Draining the reservoirs on New Mexico’s Rio Grande

A rapidly drying Rio Grande at Albuquerque, Sept. 9, 2018. Photo by John Fleck

tl;dr

Total reservoir storage on the Rio Grande in New Mexico at the end of August was the lowest it’s been since at least 1980.

longer (with graphs!)

In our University of New Mexico Water Resources Program class, we’ve been discussing the state of the Rio Grande in real time. This feels like a remarkable moment, for teaching.

The water managers down on New Mexico’s Lower Rio Grande have made the conscious decision to essentially drain Elephant Butte Reservoir – the primary source of surface water supplies for farmers in the Hatch and Mesilla valleys. Elephant Butte, a 2 million acre foot reservoir, ended August with just 85,000 acre feet of water, something like 4 percent of capacity. That’s the lowest it’s been at this point in the year since 1972.

Simultaneously, we’ve made a similar decision upstream – draining Abiquiu, El Vado, and Heron reservoirs on the Rio Chama in order to continue deliveries to farmers in this part of the state, with some water devoted to instream flows for the endangered Rio Grande silvery minnow.

We essentially manage the two parts of the system separately, but I was wondering what it would look like if we looked at them together:

Combined end-of-August storage in Heron, El Vado, Abiquiu, Elephant Butte, and Caballo reservoirs

The US Bureau of Reclamation datasets available on a Sunday afternoon lack the necessary detail prior to 1980 for some of the reservoirs, so that’s as far back as the graph goes.

We’re draining these things and hoping for a wet winter.

7 Comments

  1. Not sure whether Van Clothier statement is correct, but it probably makes sense to drain reservoirs to a minimum rather than overdraw from aquifers, as evaporation is very significant and will be increasing with hotter summers due to global warming.
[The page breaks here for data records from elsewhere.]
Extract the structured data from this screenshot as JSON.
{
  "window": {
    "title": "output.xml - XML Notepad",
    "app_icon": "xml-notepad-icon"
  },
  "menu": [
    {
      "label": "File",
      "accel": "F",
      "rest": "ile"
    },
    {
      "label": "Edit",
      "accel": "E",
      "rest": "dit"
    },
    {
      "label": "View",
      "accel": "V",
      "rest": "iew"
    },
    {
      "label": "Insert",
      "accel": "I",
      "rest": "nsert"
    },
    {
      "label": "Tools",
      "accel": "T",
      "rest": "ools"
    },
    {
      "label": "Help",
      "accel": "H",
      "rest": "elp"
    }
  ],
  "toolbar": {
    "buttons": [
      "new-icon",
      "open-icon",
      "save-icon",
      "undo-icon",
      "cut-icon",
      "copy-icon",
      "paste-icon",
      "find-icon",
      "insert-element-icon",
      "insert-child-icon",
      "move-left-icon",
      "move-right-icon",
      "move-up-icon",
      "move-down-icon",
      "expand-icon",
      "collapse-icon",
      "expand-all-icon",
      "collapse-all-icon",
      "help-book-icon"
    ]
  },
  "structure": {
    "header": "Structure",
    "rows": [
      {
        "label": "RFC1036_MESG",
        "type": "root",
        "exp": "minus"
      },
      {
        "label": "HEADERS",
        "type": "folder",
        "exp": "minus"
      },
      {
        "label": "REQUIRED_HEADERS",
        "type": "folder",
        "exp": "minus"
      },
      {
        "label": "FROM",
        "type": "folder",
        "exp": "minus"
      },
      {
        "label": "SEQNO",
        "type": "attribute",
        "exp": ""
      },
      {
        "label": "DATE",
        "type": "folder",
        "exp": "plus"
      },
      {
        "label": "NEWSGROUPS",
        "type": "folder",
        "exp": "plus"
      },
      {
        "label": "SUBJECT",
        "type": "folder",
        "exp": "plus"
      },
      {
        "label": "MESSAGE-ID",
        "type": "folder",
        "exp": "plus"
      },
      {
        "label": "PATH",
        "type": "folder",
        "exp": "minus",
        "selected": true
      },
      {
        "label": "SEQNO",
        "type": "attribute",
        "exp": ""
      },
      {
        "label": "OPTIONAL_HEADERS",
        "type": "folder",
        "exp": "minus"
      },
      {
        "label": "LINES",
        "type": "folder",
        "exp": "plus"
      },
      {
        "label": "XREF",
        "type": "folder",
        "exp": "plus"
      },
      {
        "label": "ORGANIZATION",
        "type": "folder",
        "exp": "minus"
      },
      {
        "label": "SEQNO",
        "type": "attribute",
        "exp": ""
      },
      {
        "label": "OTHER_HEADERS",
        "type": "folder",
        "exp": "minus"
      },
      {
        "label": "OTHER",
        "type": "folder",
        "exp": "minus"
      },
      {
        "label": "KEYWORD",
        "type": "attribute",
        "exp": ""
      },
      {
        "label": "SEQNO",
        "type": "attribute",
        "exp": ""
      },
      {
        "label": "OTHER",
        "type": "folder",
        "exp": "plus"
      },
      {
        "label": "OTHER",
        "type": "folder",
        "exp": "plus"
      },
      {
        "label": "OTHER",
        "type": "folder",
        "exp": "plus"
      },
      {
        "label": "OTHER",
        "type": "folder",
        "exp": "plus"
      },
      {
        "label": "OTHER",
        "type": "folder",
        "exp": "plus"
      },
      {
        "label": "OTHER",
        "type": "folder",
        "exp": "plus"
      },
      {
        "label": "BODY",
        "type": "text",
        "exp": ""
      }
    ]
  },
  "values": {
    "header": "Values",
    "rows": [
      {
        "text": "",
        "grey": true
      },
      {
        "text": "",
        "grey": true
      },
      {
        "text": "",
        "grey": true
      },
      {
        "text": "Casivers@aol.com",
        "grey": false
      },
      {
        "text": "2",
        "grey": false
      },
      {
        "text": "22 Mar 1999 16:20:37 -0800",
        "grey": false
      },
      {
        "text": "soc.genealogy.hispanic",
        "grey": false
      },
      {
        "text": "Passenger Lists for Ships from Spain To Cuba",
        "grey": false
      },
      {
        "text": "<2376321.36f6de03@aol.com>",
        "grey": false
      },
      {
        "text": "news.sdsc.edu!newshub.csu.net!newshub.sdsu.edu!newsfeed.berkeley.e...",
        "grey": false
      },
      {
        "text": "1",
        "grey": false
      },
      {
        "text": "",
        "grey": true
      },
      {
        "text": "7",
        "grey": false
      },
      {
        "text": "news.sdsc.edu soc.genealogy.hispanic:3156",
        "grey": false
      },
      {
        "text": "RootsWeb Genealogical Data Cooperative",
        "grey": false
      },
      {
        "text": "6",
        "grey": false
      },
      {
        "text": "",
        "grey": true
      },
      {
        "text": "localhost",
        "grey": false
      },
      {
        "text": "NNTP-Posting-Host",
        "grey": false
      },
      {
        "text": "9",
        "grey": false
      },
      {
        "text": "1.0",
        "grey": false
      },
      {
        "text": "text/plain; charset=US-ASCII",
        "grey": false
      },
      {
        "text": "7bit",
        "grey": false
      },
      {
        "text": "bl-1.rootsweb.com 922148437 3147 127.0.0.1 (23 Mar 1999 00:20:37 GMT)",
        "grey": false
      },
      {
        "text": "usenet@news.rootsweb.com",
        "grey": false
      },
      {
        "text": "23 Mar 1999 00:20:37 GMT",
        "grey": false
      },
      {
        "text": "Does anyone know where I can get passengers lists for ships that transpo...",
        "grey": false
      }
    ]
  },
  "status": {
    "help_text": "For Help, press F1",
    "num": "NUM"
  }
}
It would be interesting to have data on monthly groundwater withdrawal from urban areas, and to see cities start to move toward subsidizing rainwater harvesting and increasing reclamation of wastewater rather than overdraw from aquifers, which risks draconian measures be taken.

  2. Van – I’m curious about your source.

    The most recent New Mexico Office of State Engineer “Water Use By Categories” report puts reservoir evaporation at 262,000 acre feet per year, as compared to 3 million acre feet per year for agriculture, and 317,000 acre feet per year for municipal use.

  3. Mild comment on the graph: would be nice to see a maximum possible storage line, as well as lines at the half-maf measures as well as at 5-year increments. Kinda hard to see what falls where or make comparisons in this (which is still pretty cool).

Leave a Reply

Your email address will not be published. Required fields are marked *